The Orange Twist
And do artists like Kathleen Caricof (who lives in, Denver, by the way) make their livings off of this kind of money? I ask because Caricof's online CV is rife with "Select public art commissions" like Orange Twist ("select" implies she's omitted a few sculptures, I assume) and it's actually pretty light on real exhibitions. Moreover, only one of those exhibitions took place in a museum (the rest of the entries are either for galleries or too ambiguous to discern). I know I'm not one to judge, really, but I'll offer a better alternative. Actually, it's not even my idea. Long Beach came up with it 14 years ago:
On Belmont Shore's well-to-do and beach adjacent Second Street, the Long Beach Arts Council decided there was a need for public art. The first smart moved they made was by hiring a local resident. And for cheap! Craig Cree Stone was paid just $50,000 to paint dozens of drawings of animals, people and vehicles on the ground and walls. The clever part: at first glance the drawings look like shadows cast from Second Street's numerous parking meters. The cleverest part: the entire project was funded by change collected from—you guessed it—parking meters.
Why not make more art like that? Or at least, if we're not going to hire a local artist, maybe hire one so famous that he or she will attract outside spectators? Whatever Long Beach decides to do, it won't change the Orange Twists' fate, it doesn't look like that thing is going anywhere. Thanks, Long Beach.

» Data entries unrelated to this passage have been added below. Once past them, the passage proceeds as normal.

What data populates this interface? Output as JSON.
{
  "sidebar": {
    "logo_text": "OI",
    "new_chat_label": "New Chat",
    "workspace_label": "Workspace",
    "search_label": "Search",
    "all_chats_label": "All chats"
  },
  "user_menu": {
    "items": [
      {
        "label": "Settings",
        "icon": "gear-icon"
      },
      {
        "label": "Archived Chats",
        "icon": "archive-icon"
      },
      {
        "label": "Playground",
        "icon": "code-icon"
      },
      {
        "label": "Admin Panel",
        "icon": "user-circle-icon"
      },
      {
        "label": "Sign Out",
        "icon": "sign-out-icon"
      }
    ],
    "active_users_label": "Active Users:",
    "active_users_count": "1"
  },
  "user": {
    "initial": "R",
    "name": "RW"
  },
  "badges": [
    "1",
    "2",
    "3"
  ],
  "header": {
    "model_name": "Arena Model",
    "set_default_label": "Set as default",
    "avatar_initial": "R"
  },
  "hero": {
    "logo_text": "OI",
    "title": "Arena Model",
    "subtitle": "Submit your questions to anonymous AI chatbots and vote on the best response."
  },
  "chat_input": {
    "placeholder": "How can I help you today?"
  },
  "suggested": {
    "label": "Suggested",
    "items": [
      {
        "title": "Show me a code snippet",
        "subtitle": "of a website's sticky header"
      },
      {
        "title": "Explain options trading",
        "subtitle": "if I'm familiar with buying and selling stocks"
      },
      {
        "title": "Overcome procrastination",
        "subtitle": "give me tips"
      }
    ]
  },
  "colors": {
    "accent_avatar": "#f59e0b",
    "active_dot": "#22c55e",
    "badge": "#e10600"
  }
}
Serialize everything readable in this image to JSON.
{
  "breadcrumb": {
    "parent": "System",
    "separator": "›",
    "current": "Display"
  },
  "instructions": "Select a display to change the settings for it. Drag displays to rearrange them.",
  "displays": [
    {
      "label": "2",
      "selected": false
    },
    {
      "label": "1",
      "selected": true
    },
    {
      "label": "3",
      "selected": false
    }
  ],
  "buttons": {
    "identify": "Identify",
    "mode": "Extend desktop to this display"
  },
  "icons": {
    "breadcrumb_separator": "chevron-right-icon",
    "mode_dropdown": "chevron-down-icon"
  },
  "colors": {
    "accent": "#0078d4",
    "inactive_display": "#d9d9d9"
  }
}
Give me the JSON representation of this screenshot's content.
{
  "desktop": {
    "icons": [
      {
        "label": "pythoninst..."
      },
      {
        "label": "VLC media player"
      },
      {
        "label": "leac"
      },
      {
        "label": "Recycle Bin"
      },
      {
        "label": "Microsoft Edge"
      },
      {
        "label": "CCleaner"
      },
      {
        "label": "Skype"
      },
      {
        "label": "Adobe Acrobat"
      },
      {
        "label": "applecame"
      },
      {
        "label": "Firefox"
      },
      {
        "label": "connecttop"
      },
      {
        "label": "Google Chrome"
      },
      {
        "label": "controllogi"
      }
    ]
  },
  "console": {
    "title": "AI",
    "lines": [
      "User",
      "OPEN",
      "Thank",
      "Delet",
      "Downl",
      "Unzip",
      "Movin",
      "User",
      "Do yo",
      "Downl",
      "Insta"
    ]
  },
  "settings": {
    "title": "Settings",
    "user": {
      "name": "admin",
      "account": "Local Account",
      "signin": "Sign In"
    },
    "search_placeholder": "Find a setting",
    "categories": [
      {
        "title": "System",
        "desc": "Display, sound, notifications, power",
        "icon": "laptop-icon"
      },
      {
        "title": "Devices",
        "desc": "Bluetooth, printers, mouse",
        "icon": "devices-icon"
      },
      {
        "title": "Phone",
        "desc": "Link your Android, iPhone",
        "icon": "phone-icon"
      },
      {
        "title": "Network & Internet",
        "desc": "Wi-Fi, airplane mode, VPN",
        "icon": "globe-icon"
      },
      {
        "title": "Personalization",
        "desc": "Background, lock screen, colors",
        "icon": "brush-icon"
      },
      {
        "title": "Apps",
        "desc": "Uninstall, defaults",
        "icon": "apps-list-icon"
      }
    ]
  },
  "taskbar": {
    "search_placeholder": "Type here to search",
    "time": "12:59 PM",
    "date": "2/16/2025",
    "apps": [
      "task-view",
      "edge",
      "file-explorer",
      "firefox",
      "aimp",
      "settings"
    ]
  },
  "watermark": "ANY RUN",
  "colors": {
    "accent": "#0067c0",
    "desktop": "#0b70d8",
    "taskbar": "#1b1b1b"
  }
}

Former Los Angeles County Sheriff Lee Baca was ordered today to turn himself in no later than Feb. 5 to begin serving a three-year federal prison sentence for obstruction of justice and lying to the FBI.
A proposal to declare a climate emergency in Alaska has brought up long-running tensions over development and conservation among the groups that advocate on behalf of Alaska’s Indigenous people.
State officials quietly gave away a significant portion of Southern California’s water supply to farmers in the Central Valley as part of a deal with the Trump administration in December 2018, potentially harming California salmon and L.A. County.
Sharon Ellis' luminous landscapes draw on nearly the whole history of landscape painting. Think American Luminists, Charles Burchfield and his "animated landscapes" and even Light and Space artists James Turrell and Robert Irwin.
- 1 of 232
- next ›